→ EXERCISE DESCRIPTION:
Each record below should be returned exactly, with its pictures left out.

→ SOURCE DATA:
Segment Open

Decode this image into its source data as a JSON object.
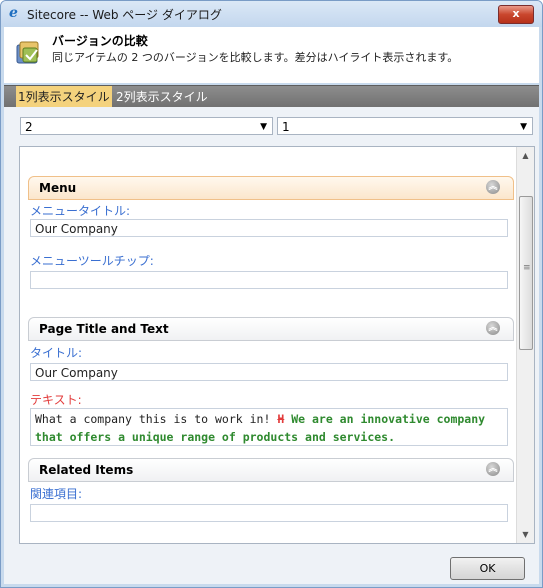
{
  "window": {
    "title": "Sitecore -- Web ページ ダイアログ",
    "close_label": "x"
  },
  "header": {
    "title": "バージョンの比較",
    "description": "同じアイテムの 2 つのバージョンを比較します。差分はハイライト表示されます。",
    "icon": "version-compare-icon"
  },
  "tabs": [
    {
      "label": "1列表示スタイル",
      "active": true
    },
    {
      "label": "2列表示スタイル",
      "active": false
    }
  ],
  "version_selectors": [
    {
      "value": "2"
    },
    {
      "value": "1"
    }
  ],
  "sections": [
    {
      "title": "Menu",
      "fields": [
        {
          "label": "メニュータイトル:",
          "value": "Our Company"
        },
        {
          "label": "メニューツールチップ:",
          "value": ""
        }
      ]
    },
    {
      "title": "Page Title and Text",
      "fields": [
        {
          "label": "タイトル:",
          "value": "Our Company"
        },
        {
          "label": "テキスト:",
          "changed": true,
          "value_original": "What a company this is to work in!",
          "deleted_marker": "H",
          "value_added": "We are an innovative company that offers a unique range of products and services."
        }
      ]
    },
    {
      "title": "Related Items",
      "fields": [
        {
          "label": "関連項目:",
          "value": ""
        }
      ]
    }
  ],
  "footer": {
    "ok_label": "OK"
  },
  "colors": {
    "field_label": "#3a6fd1",
    "changed_label": "#e23c3c",
    "added_text": "#2f8a2f",
    "active_tab": "#f4d27d"
  }
}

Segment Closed

→ PROBLEM SOLUTION:
Decode this image into its source data as a JSON object.
{
  "window": {
    "title": "Sitecore -- Web ページ ダイアログ",
    "close_label": "x"
  },
  "header": {
    "title": "バージョンの比較",
    "description": "同じアイテムの 2 つのバージョンを比較します。差分はハイライト表示されます。",
    "icon": "version-compare-icon"
  },
  "tabs": [
    {
      "label": "1列表示スタイル",
      "active": true
    },
    {
      "label": "2列表示スタイル",
      "active": false
    }
  ],
  "version_selectors": [
    {
      "value": "2"
    },
    {
      "value": "1"
    }
  ],
  "sections": [
    {
      "title": "Menu",
      "fields": [
        {
          "label": "メニュータイトル:",
          "value": "Our Company"
        },
        {
          "label": "メニューツールチップ:",
          "value": ""
        }
      ]
    },
    {
      "title": "Page Title and Text",
      "fields": [
        {
          "label": "タイトル:",
          "value": "Our Company"
        },
        {
          "label": "テキスト:",
          "changed": true,
          "value_original": "What a company this is to work in!",
          "deleted_marker": "H",
          "value_added": "We are an innovative company that offers a unique range of products and services."
        }
      ]
    },
    {
      "title": "Related Items",
      "fields": [
        {
          "label": "関連項目:",
          "value": ""
        }
      ]
    }
  ],
  "footer": {
    "ok_label": "OK"
  },
  "colors": {
    "field_label": "#3a6fd1",
    "changed_label": "#e23c3c",
    "added_text": "#2f8a2f",
    "active_tab": "#f4d27d"
  }
}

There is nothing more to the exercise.